The first question most people have about home solar is what the total cost will be. Unfortunately, there’s no quick answer to this question — it depends on numerous factors which we’ll discuss below, and then give you some options for estimating the cost of solar for yourself.
This is really important. While some incentives are nation-wide, like the Federal solar tax rebate, most of the cost of your system has to do with where you live. Here are some of the state-dependent factors that will reduce the cost of a solar energy system for your home:
Each of these local factors can have profound effects on the total cost of a solar array. If you’d like to get a local estimate, you can use our free solar quote signup form. You can also use the free online solar cost estimator here.
This is also extremely important: are you looking to offset part of your bill or all of it? Sometimes just knocking off a part of the bill can give you huge monthly electricity cost savings, as in the case of tiered electricity rates.
The amount of energy you need directly translates into hardware, in this case the number of solar panels your system will require. The primary variables that determine the cost-benefit here are your electricity usage now (big or small bill?) as well as local electricity rates (average or expensive).
Another thing this highlights is the importance of energy efficiency first: if you can cut your power bill before you go solar, everything will cost less. Consider a home energy audit before upgrading to solar energy.
If you haven’t shopped around yet you might not understand the two major ways put a solar array on your roof: buy, or lease. If you buy the system you’ll see big up-front costs, but you also reap all the benefits of tax credits, renewable energy credits, and other financial incentives. Once the system pays itself off (by saving you money on electricity as well as other rebates), which generally takes about 5-10 years, it’s like having free electricity.
If you decide to lease a system (generally called a PPA or Power Purchase Agreement), you get the benefits of electricity savings without the big up-front cost. The only catch is that another company owns the system, so you might not get to claim all the credits and rebates available. Generally this option trades long-term financial gain for low (or no) up-front cost.

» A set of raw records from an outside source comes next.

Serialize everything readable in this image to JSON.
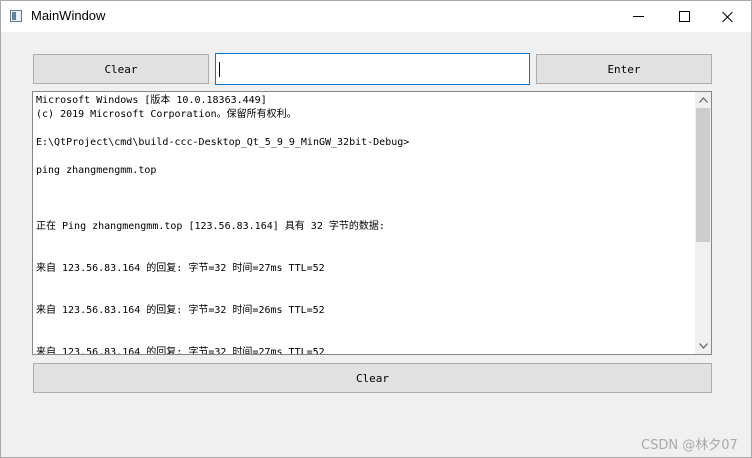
{
  "window": {
    "title": "MainWindow",
    "icon": "app-window-icon"
  },
  "toolbar": {
    "clear_label": "Clear",
    "enter_label": "Enter",
    "input_value": ""
  },
  "output": {
    "lines": [
      "Microsoft Windows [版本 10.0.18363.449]",
      "(c) 2019 Microsoft Corporation。保留所有权利。",
      "",
      "E:\\QtProject\\cmd\\build-ccc-Desktop_Qt_5_9_9_MinGW_32bit-Debug>",
      "",
      "ping zhangmengmm.top",
      "",
      "",
      "",
      "正在 Ping zhangmengmm.top [123.56.83.164] 具有 32 字节的数据:",
      "",
      "",
      "来自 123.56.83.164 的回复: 字节=32 时间=27ms TTL=52",
      "",
      "",
      "来自 123.56.83.164 的回复: 字节=32 时间=26ms TTL=52",
      "",
      "",
      "来自 123.56.83.164 的回复: 字节=32 时间=27ms TTL=52"
    ]
  },
  "bottom": {
    "clear_label": "Clear"
  },
  "watermark": "CSDN @林夕07"
}
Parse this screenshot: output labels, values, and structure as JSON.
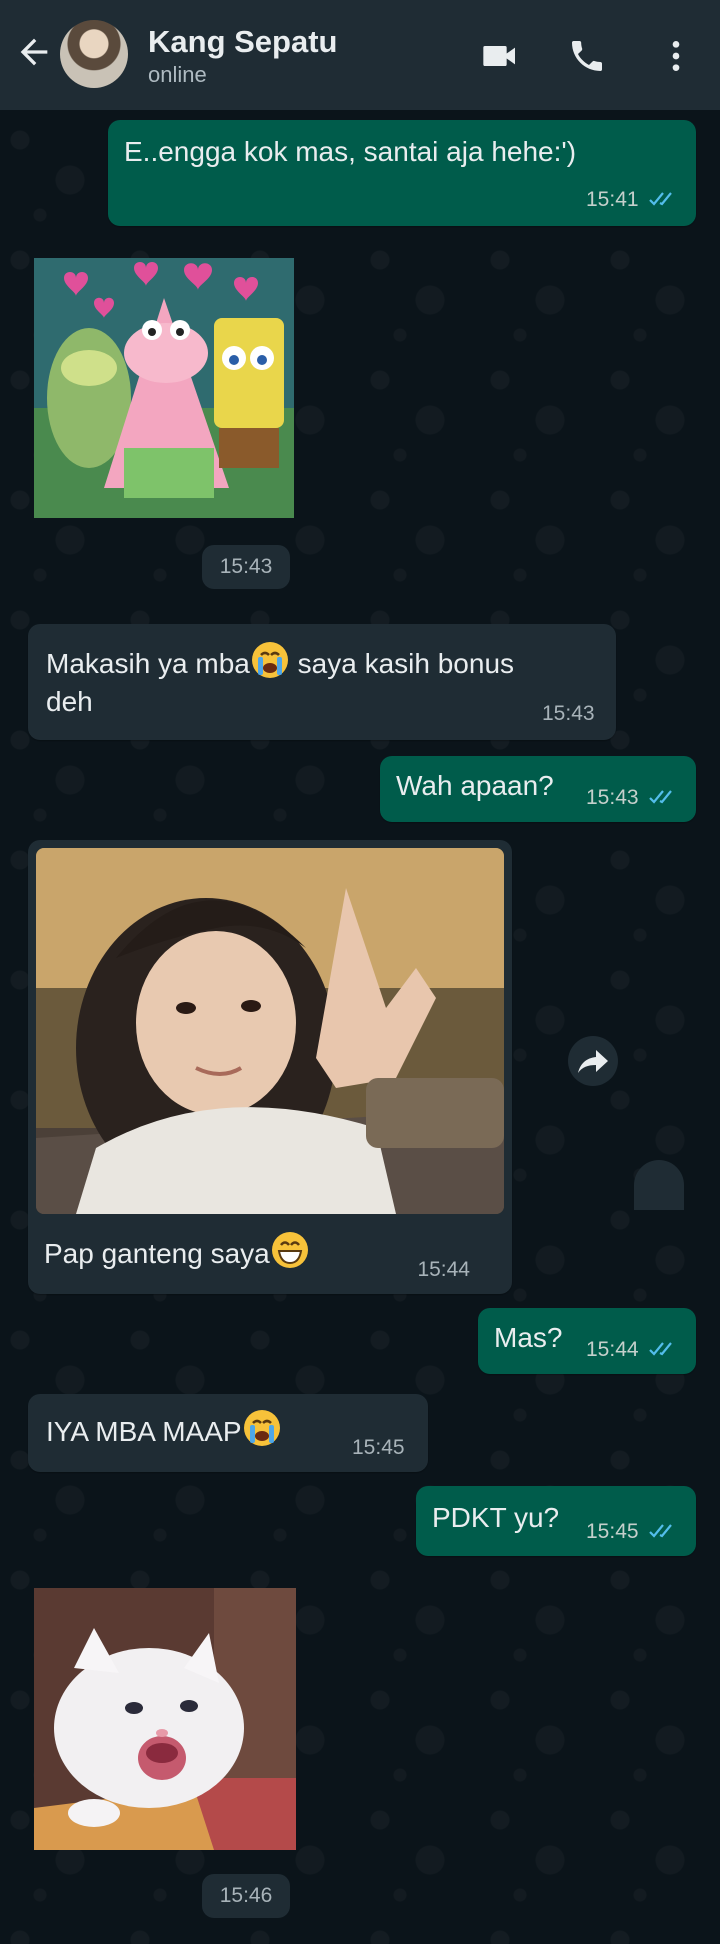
{
  "contact": {
    "name": "Kang Sepatu",
    "status": "online"
  },
  "header_icons": [
    "back-arrow-icon",
    "video-call-icon",
    "phone-icon",
    "more-vert-icon"
  ],
  "colors": {
    "header": "#1f2c34",
    "outgoing": "#005c4b",
    "incoming": "#1f2c34",
    "background": "#0b141a",
    "read_ticks": "#53bdeb"
  },
  "messages": [
    {
      "dir": "out",
      "text": "E..engga kok mas, santai aja hehe:')",
      "time": "15:41",
      "status": "read"
    },
    {
      "dir": "in",
      "type": "sticker",
      "sticker": "spongebob-patrick-hearts",
      "time": "15:43"
    },
    {
      "dir": "in",
      "text": "Makasih ya mba",
      "text_after_emoji": " saya kasih bonus",
      "text_line2": "deh",
      "emoji": "loudly-crying-face",
      "time": "15:43"
    },
    {
      "dir": "out",
      "text": "Wah apaan?",
      "time": "15:43",
      "status": "read"
    },
    {
      "dir": "in",
      "type": "photo",
      "photo": "selfie-peace-sign",
      "caption": "Pap ganteng saya",
      "emoji": "grinning-face",
      "time": "15:44"
    },
    {
      "dir": "out",
      "text": "Mas?",
      "time": "15:44",
      "status": "read"
    },
    {
      "dir": "in",
      "text": "IYA MBA MAAP",
      "emoji": "loudly-crying-face",
      "time": "15:45"
    },
    {
      "dir": "out",
      "text": "PDKT yu?",
      "time": "15:45",
      "status": "read"
    },
    {
      "dir": "in",
      "type": "sticker",
      "sticker": "crying-kitten",
      "time": "15:46"
    }
  ]
}
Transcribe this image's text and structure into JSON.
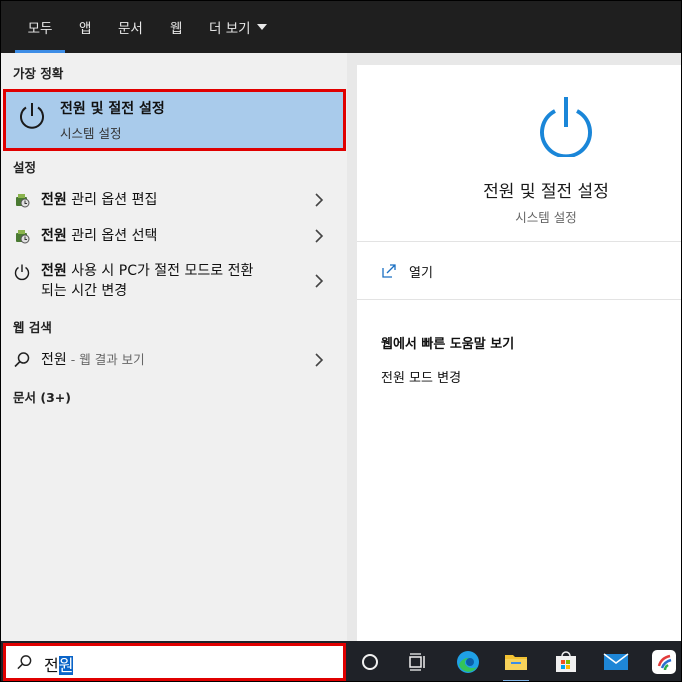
{
  "tabs": [
    {
      "label": "모두",
      "active": true
    },
    {
      "label": "앱"
    },
    {
      "label": "문서"
    },
    {
      "label": "웹"
    },
    {
      "label": "더 보기"
    }
  ],
  "best_match": {
    "heading": "가장 정확",
    "title": "전원 및 절전 설정",
    "subtitle": "시스템 설정",
    "icon": "power-icon"
  },
  "settings": {
    "heading": "설정",
    "items": [
      {
        "bold": "전원",
        "rest": " 관리 옵션 편집",
        "icon": "power-options-icon"
      },
      {
        "bold": "전원",
        "rest": " 관리 옵션 선택",
        "icon": "power-options-icon"
      },
      {
        "bold": "전원",
        "rest_line1": " 사용 시 PC가 절전 모드로 전환",
        "line2": "되는 시간 변경",
        "icon": "power-icon"
      }
    ]
  },
  "web": {
    "heading": "웹 검색",
    "query": "전원",
    "suffix": " - 웹 결과 보기",
    "icon": "search-icon"
  },
  "documents": {
    "heading": "문서 (3+)"
  },
  "detail": {
    "title": "전원 및 절전 설정",
    "subtitle": "시스템 설정",
    "open_label": "열기",
    "web_help_heading": "웹에서 빠른 도움말 보기",
    "web_help_link": "전원 모드 변경"
  },
  "taskbar": {
    "search_text_plain": "전",
    "search_text_selected": "원",
    "icons": [
      "cortana-icon",
      "task-view-icon",
      "edge-icon",
      "file-explorer-icon",
      "store-icon",
      "mail-icon",
      "app-icon"
    ]
  },
  "colors": {
    "accent": "#3d8de6",
    "selection_bg": "#a9cbeb",
    "highlight_border": "#e00000",
    "power_icon_blue": "#1a86d8"
  }
}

The image above comes from a fantastic infographic (credits on the image). Click on the image to view it full-screen.